Sprawling Tasha Hill has a mystical feeling, as if it were a fantastic movie set depicting ur-Provincetown: dense, communal, primitive, and modest; inventive, ingenious, improvised, and eccentric; romantic or shabby or mysterious, depending on your angle of vision and the time of day. Presiding over the compound is Paul Tasha, a fisherman and horseman; a child of Herman and Rose “Sunny” (Savage) Tasha, together with Carla, Carl, and Paula. This was the last home of Harry Kemp, the Poet of the Dunes, for whom Sunny built a cottage in 1959-1960. Other Tasha tenants have included the writers Hazel Hawthorne Werner (The Salt House), Christopher Bergland (The Athlete’s Way), and Mike Albo (Hornito). David Drake, director, actor, and playwright (The Night Larry Kramer Kissed Me) has lived here, as has his alter ego Tawny Heatherton.
The main house was home to William Irving Atwood of the Consolidated Weir Company. The Tashas bought the property in 1944. Sunny built cottages of wood, flotsam and jetsam; Herman built in cement block. At No. 41R, Paul is building his own house, stone by stone, timber by timber. Himself. You might call it artisanal construction. You might also call it the single largest work of art in town, and an imposing labor of love. He broke ground in 1986. When I visited 24 years later, it was framed out. There were fine touches, like a stained-glass transom for a door that did not yet exist, but there weren’t any demising walls yet. I didn’t ask when it would be finished. That seemed beside the point.
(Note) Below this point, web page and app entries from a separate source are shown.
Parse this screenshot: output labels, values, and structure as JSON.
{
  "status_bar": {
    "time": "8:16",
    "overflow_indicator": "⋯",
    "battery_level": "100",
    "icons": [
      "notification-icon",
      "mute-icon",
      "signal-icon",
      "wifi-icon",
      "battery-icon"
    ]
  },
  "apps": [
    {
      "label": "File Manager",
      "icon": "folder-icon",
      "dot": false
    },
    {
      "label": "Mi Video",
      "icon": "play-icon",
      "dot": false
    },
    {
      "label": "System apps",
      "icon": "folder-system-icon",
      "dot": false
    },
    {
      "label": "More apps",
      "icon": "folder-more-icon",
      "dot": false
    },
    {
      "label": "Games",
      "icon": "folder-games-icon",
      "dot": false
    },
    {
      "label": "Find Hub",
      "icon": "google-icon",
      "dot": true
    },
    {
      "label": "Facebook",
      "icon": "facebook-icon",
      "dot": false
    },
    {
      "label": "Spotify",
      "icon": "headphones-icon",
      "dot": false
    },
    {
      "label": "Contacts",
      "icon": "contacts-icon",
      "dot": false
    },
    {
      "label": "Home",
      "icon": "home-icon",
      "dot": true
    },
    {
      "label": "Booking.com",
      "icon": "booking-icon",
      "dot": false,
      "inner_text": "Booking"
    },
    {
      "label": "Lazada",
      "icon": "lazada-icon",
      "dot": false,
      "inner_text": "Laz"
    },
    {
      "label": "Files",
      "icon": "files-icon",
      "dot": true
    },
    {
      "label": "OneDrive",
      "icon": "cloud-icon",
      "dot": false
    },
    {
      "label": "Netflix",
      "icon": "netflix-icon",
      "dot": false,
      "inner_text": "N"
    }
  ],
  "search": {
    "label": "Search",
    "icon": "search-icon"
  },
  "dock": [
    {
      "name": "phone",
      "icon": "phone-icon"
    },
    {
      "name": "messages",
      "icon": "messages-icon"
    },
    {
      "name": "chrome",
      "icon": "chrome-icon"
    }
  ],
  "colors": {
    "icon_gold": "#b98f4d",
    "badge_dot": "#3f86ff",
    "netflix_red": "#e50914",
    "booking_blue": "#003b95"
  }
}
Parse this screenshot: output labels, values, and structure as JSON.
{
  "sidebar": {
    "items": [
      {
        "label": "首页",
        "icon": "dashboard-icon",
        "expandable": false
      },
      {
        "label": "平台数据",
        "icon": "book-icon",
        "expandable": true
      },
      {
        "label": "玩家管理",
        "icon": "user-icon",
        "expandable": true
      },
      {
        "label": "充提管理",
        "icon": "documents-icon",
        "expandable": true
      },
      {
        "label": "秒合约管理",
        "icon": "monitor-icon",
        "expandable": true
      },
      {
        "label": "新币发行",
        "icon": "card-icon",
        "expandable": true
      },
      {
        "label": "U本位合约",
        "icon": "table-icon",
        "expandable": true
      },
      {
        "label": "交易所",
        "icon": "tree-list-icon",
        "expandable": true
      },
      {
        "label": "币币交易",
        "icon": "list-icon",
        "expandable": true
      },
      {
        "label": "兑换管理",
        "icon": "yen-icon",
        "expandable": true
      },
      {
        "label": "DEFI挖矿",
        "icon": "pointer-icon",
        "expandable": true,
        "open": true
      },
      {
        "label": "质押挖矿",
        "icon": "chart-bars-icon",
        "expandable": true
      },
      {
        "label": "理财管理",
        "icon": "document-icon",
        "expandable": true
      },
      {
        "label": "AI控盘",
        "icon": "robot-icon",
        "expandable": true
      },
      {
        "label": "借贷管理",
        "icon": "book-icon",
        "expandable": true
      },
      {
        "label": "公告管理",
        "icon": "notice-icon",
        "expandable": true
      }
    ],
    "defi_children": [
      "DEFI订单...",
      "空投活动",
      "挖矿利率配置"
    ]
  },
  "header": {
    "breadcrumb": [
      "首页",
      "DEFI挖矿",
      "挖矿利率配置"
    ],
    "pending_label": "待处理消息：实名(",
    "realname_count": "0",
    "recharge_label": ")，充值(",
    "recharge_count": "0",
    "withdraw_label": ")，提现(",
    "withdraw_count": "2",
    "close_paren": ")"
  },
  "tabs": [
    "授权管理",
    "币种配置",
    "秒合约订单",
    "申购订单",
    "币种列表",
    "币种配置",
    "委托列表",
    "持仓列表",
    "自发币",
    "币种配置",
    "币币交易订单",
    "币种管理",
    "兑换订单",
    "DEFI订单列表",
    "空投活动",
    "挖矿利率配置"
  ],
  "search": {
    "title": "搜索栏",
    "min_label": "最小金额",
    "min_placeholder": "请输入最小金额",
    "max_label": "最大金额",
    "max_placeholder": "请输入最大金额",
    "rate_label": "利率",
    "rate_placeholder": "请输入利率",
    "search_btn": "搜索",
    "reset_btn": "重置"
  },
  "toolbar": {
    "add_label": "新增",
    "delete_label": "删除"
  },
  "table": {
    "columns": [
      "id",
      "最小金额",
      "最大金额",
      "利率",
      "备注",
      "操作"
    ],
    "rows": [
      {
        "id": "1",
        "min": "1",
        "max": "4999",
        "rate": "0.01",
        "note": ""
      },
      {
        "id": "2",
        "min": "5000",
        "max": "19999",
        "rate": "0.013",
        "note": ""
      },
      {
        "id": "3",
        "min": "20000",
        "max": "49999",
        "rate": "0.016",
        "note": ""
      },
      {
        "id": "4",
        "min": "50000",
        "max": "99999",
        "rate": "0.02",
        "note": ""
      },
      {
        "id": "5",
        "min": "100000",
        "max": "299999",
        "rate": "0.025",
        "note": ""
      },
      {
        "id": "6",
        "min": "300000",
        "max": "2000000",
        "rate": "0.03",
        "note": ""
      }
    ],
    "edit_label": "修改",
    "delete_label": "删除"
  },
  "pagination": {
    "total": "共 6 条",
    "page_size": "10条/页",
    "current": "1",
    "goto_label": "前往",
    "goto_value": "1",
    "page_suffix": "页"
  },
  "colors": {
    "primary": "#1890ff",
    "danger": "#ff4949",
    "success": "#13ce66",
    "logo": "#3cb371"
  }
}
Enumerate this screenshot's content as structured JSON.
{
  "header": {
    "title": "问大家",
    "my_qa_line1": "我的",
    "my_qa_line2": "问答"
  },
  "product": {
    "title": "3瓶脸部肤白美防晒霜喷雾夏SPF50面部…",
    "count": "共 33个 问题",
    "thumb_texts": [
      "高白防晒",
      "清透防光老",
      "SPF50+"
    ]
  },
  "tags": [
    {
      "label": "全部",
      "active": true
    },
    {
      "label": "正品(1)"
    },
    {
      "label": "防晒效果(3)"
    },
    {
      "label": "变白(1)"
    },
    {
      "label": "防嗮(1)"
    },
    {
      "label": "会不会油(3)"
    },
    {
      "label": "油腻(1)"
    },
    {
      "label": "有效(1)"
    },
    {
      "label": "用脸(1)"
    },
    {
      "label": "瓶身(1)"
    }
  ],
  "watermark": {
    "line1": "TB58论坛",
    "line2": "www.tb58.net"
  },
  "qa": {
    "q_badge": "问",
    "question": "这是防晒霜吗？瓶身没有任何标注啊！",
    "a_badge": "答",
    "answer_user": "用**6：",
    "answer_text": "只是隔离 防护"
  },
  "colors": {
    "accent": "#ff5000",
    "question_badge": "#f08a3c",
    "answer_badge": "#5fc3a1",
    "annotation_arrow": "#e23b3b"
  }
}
More than 2,000 buildings and vessels are searchable on buildingprovincetown.com. The Building Provincetown book is available for purchase ($20) at Town Hall, Office of the Town Clerk, 260 Commercial Street, Provincetown 02657.